-------- RAW DATA

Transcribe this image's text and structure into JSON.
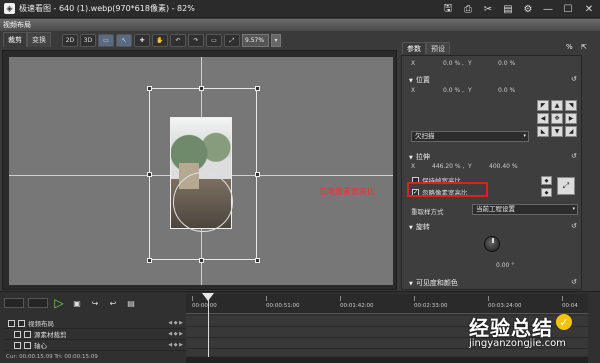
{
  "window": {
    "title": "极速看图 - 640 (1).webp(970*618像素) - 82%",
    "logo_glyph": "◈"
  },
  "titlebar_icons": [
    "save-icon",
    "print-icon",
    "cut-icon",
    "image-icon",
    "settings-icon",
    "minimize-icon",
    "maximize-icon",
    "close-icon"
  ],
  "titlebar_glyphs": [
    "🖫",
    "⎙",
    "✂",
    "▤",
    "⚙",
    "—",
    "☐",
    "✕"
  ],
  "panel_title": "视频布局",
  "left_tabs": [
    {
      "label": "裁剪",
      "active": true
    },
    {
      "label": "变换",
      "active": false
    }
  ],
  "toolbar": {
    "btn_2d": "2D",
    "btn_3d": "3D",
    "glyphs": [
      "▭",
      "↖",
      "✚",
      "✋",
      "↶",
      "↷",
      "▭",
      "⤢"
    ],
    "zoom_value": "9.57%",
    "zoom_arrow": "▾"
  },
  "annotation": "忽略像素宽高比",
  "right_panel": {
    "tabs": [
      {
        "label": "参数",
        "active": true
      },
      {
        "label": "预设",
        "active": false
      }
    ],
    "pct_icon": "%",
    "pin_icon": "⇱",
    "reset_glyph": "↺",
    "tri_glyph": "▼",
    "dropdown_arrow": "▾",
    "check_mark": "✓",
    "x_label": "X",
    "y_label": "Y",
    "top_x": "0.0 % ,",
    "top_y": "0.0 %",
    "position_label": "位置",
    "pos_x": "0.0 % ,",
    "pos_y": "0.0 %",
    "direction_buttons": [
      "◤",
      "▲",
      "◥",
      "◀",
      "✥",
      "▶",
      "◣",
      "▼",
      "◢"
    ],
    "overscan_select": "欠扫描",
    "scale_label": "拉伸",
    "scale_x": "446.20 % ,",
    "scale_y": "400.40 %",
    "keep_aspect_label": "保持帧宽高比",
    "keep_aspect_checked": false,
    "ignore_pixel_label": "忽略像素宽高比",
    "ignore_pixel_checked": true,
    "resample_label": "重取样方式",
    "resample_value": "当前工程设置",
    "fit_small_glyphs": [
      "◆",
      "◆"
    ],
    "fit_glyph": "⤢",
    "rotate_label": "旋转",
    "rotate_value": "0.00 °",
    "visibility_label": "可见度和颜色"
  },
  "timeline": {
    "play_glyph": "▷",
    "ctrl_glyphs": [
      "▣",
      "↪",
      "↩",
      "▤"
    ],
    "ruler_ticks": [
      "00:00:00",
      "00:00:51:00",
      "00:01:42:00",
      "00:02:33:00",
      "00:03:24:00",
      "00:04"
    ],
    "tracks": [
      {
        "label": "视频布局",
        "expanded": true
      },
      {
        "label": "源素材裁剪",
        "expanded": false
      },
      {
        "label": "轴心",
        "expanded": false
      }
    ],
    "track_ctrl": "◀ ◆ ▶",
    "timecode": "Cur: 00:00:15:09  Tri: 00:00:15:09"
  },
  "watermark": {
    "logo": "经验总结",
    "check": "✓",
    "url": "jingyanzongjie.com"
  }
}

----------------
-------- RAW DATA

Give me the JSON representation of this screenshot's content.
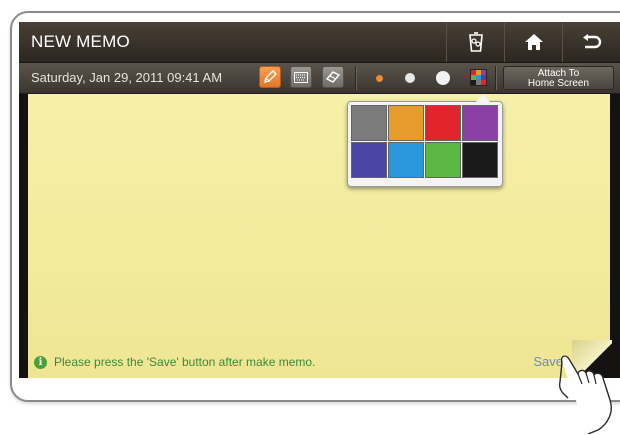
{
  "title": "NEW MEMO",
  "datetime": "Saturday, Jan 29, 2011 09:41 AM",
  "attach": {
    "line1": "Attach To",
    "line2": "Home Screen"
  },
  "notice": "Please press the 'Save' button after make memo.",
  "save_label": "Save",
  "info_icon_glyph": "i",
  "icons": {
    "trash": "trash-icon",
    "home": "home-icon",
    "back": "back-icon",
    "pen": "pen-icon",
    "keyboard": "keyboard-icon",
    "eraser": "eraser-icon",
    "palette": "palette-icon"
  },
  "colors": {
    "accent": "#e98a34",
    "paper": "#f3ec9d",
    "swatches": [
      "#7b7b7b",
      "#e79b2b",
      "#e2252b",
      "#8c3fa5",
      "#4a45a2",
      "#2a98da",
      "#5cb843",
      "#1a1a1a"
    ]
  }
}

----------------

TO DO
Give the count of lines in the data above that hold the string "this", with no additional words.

REPLY TO THE EXERCISE
2